--- What you need to do ---
Search the records below for "true"; copy each line that has it.

#### Data extracts

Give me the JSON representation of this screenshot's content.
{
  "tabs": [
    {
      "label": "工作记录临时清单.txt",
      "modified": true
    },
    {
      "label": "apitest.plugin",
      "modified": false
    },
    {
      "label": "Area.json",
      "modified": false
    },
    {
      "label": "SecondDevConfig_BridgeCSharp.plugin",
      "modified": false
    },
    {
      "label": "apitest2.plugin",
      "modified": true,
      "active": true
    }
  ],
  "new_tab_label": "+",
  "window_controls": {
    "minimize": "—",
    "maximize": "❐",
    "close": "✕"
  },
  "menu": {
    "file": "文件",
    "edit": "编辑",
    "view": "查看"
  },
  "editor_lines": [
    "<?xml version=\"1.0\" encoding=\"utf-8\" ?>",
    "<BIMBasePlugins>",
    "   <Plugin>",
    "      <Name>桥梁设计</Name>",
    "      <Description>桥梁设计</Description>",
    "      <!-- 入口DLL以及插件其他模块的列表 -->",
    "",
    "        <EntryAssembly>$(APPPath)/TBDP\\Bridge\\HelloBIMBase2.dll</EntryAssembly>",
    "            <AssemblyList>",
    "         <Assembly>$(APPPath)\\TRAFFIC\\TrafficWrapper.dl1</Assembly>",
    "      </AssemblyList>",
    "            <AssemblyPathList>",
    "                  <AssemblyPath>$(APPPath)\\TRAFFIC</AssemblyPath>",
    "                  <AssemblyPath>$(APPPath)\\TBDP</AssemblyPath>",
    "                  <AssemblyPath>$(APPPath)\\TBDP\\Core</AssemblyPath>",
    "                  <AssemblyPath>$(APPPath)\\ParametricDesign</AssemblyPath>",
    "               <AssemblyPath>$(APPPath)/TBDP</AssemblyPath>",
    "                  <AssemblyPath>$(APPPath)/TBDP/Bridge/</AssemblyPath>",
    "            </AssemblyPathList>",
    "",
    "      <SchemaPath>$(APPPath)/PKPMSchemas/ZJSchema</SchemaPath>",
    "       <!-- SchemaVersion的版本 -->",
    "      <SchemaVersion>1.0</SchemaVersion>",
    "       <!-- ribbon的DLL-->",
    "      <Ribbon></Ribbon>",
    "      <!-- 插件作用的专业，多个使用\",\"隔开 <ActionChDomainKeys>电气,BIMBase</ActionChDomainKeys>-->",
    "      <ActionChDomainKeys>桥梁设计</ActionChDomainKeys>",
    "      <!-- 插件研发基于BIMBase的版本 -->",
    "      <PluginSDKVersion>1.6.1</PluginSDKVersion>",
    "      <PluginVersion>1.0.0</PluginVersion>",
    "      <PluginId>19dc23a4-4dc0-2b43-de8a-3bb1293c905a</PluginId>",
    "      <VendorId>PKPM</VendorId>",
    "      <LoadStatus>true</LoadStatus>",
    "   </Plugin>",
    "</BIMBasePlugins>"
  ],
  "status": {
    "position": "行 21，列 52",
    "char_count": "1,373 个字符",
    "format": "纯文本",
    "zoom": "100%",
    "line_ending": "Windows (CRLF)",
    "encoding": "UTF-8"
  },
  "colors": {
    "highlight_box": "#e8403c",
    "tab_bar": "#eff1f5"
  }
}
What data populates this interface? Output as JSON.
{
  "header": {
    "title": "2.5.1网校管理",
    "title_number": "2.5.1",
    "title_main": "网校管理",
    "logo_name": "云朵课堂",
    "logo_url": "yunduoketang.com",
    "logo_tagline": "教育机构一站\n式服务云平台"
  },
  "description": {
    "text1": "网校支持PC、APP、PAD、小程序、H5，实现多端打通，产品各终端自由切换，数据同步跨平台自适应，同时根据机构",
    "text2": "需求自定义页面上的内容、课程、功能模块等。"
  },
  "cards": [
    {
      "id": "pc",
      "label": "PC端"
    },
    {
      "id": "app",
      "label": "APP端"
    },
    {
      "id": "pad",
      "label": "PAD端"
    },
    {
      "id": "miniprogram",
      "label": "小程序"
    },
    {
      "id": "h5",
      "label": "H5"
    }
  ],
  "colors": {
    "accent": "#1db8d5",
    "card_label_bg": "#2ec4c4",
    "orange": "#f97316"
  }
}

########

--- Solved problem ---
      "modified": true
      "modified": true,
      "active": true
    "      <LoadStatus>true</LoadStatus>",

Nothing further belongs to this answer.